More questions about Lake Whatcom

COURTESY TO THE BELLINGHAM HERALDMarch 18, 2014 

The March 9 Bellingham Herald ran a piece on Lake Whatcom by Bellingham Mayor Kelli Linville and City Council President Cathy Lehman. Thanks for addressing this critical environmental and public-health issue.

I agree with their vision of a "forever clean and protected source of drinking water." But we have a long way to go. In particular, the current program fails to address key issues: what actions should we take and how quickly, how much money is needed to reach the Linville/Lehman vision, and where should that money come from?

Bellingham, Whatcom County, and the Lake Whatcom Water and Sewer District spent $7 million in 2013. Is this a reasonable total?
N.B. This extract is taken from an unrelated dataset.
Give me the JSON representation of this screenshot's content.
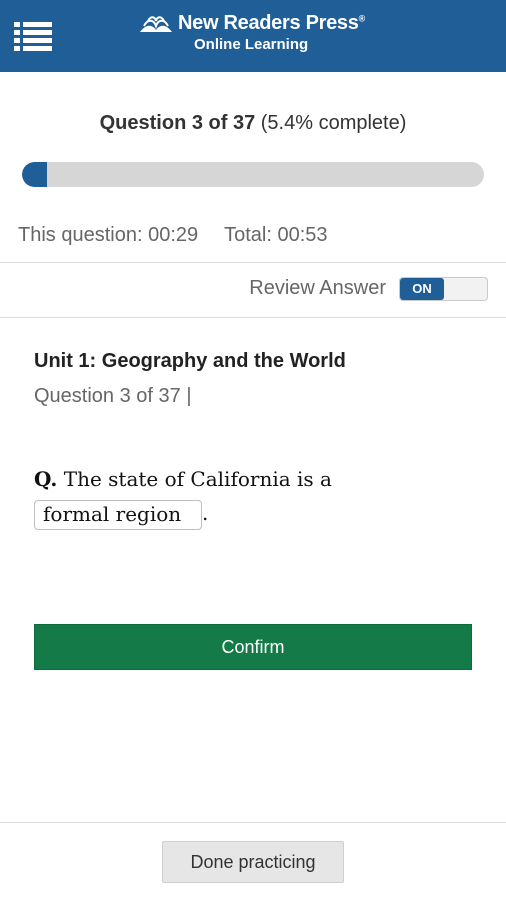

At this rate, how long will it take for water quality to reach state and federal standards?

Of the $7 million, 58 percent came from Bellingham, 24 percent from the county, and 18 percent from the district. Are these shares reasonable? The vast majority of the watershed acreage is under county jurisdiction. But a larger percentage (23 percent) of the existing housing is inside city limits. Most of the developable capacity (vacant lots), 92 percent is under county jurisdiction.

How should we spend whatever we decide is appropriate? What are the "correct" shares for land acquisition, public stormwater facilities, retrofit of existing developments (e.g., native vegetation and rain gardens), monitoring compliance with development regulations, and public education?

Eric Hirst

Bellingham

Bellingham Herald is pleased to provide this opportunity to share information, experiences and observations about what's in the news. Some of the comments may be reprinted elsewhere in the site or in the newspaper. We encourage lively, open debate on the issues of the day, and ask that you refrain from profanity, hate speech, personal comments and remarks that are off point. Thank you for taking the time to offer your thoughts.

Commenting FAQs | Terms of Service